### TASK PROMPT
What lines in the records below mention "Satuan"? List them all.

### EXTRACTED RECORDS
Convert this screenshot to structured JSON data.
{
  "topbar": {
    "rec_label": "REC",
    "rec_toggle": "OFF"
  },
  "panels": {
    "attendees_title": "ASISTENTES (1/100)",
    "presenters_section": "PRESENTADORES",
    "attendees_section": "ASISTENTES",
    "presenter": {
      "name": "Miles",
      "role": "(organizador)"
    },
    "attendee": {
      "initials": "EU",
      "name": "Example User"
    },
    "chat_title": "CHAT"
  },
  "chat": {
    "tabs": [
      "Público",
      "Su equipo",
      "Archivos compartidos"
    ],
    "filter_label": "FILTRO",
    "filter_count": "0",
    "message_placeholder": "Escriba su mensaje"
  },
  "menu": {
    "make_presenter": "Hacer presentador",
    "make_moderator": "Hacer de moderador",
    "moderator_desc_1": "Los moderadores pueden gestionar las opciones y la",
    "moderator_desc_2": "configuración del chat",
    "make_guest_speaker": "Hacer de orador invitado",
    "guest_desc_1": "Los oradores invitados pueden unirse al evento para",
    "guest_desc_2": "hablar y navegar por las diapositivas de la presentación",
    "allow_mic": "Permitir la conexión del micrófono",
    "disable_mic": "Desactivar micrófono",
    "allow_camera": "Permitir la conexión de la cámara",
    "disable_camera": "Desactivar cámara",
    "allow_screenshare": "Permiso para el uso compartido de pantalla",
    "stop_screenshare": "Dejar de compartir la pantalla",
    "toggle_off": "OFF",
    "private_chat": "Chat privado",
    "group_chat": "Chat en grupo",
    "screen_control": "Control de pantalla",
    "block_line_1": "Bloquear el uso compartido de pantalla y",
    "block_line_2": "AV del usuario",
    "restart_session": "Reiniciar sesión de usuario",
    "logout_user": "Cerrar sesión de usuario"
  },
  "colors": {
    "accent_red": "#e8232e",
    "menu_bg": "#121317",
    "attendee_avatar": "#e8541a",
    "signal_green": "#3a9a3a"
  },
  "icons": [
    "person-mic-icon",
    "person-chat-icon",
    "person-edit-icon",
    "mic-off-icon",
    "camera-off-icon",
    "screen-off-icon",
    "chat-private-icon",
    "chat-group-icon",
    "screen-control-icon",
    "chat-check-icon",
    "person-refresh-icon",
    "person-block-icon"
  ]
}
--
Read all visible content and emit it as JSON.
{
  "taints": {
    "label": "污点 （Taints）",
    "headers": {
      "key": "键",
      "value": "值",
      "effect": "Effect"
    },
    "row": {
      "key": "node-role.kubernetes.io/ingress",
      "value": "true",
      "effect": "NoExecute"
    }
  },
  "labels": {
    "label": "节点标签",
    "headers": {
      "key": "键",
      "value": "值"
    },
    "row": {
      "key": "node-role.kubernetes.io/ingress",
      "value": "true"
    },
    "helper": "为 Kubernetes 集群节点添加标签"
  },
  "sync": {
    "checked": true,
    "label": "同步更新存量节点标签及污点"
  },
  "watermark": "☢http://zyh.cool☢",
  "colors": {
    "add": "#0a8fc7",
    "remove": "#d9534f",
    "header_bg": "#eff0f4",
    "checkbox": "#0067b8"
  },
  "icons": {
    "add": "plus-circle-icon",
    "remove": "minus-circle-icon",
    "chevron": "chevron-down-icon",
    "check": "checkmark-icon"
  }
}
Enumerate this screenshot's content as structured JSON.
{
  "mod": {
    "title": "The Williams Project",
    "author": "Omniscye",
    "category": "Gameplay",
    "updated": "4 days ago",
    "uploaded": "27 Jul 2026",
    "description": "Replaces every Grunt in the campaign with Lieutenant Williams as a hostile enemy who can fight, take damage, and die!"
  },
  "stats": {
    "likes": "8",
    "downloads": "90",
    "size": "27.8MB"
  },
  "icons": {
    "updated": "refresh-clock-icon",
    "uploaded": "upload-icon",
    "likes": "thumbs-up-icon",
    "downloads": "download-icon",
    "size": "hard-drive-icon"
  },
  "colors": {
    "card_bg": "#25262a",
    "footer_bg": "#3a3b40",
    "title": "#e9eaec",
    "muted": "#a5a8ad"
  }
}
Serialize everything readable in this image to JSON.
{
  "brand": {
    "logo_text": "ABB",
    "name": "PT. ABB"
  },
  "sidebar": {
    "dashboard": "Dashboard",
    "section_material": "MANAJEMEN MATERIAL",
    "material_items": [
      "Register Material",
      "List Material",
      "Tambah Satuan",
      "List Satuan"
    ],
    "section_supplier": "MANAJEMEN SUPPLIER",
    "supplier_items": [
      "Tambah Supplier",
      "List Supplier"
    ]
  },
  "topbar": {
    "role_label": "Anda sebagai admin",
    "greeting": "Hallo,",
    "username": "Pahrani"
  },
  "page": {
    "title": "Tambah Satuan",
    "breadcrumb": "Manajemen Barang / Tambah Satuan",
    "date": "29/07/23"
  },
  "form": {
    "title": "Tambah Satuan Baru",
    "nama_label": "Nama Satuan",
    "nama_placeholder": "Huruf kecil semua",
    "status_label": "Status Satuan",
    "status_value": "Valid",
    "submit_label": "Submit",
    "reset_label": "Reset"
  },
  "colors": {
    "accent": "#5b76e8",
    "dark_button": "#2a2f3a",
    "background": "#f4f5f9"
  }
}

### OUTPUT
      "Tambah Satuan",
      "List Satuan"
    "title": "Tambah Satuan",
    "breadcrumb": "Manajemen Barang / Tambah Satuan",
    "title": "Tambah Satuan Baru",
    "nama_label": "Nama Satuan",
    "status_label": "Status Satuan",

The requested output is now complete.